**Task description**
Where the records below have a line with "Pengajuan", that line is to be copied.

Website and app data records
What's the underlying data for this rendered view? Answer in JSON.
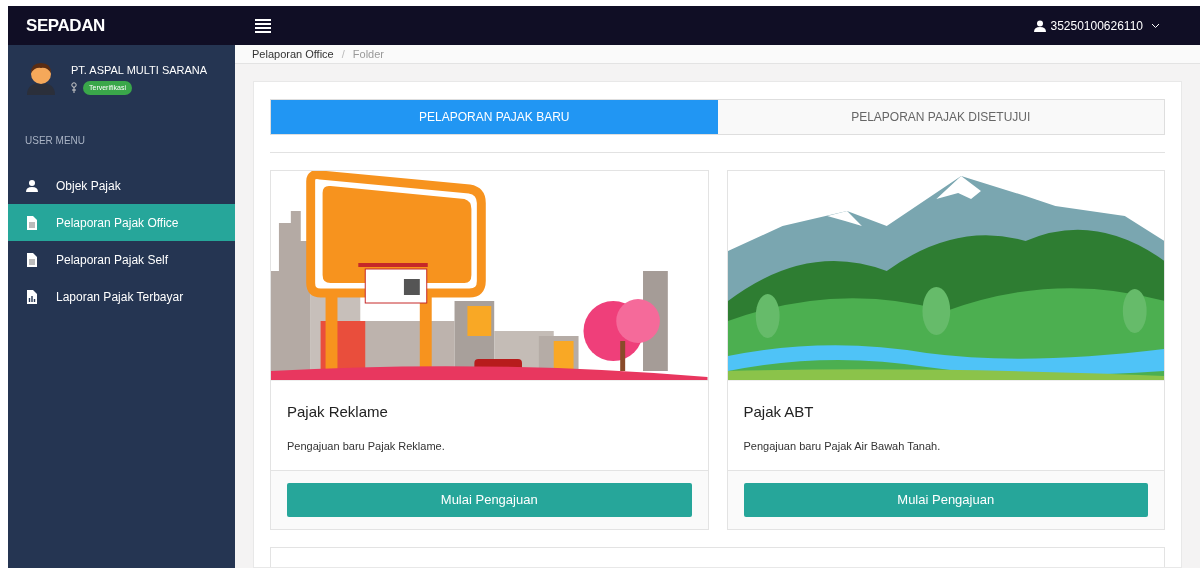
{
  "brand": "SEPADAN",
  "user": {
    "id": "35250100626110"
  },
  "profile": {
    "company": "PT. ASPAL MULTI SARANA",
    "badge": "Terverifikasi"
  },
  "sidebar": {
    "heading": "USER MENU",
    "items": [
      {
        "label": "Objek Pajak",
        "kind": "user",
        "selected": false
      },
      {
        "label": "Pelaporan Pajak Office",
        "kind": "doc",
        "selected": true
      },
      {
        "label": "Pelaporan Pajak Self",
        "kind": "doc",
        "selected": false
      },
      {
        "label": "Laporan Pajak Terbayar",
        "kind": "chart",
        "selected": false
      }
    ]
  },
  "breadcrumb": {
    "separator": "/",
    "items": [
      "Pelaporan Office",
      "Folder"
    ]
  },
  "tabs": [
    {
      "label": "PELAPORAN PAJAK BARU",
      "selected": true
    },
    {
      "label": "PELAPORAN PAJAK DISETUJUI",
      "selected": false
    }
  ],
  "cards": [
    {
      "kind": "billboard",
      "title": "Pajak Reklame",
      "description": "Pengajuan baru Pajak Reklame.",
      "button": "Mulai Pengajuan"
    },
    {
      "kind": "landscape",
      "title": "Pajak ABT",
      "description": "Pengajuan baru Pajak Air Bawah Tanah.",
      "button": "Mulai Pengajuan"
    }
  ]
}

**Exercise answer**
      "description": "Pengajuan baru Pajak Reklame.",
      "button": "Mulai Pengajuan"
      "description": "Pengajuan baru Pajak Air Bawah Tanah.",
      "button": "Mulai Pengajuan"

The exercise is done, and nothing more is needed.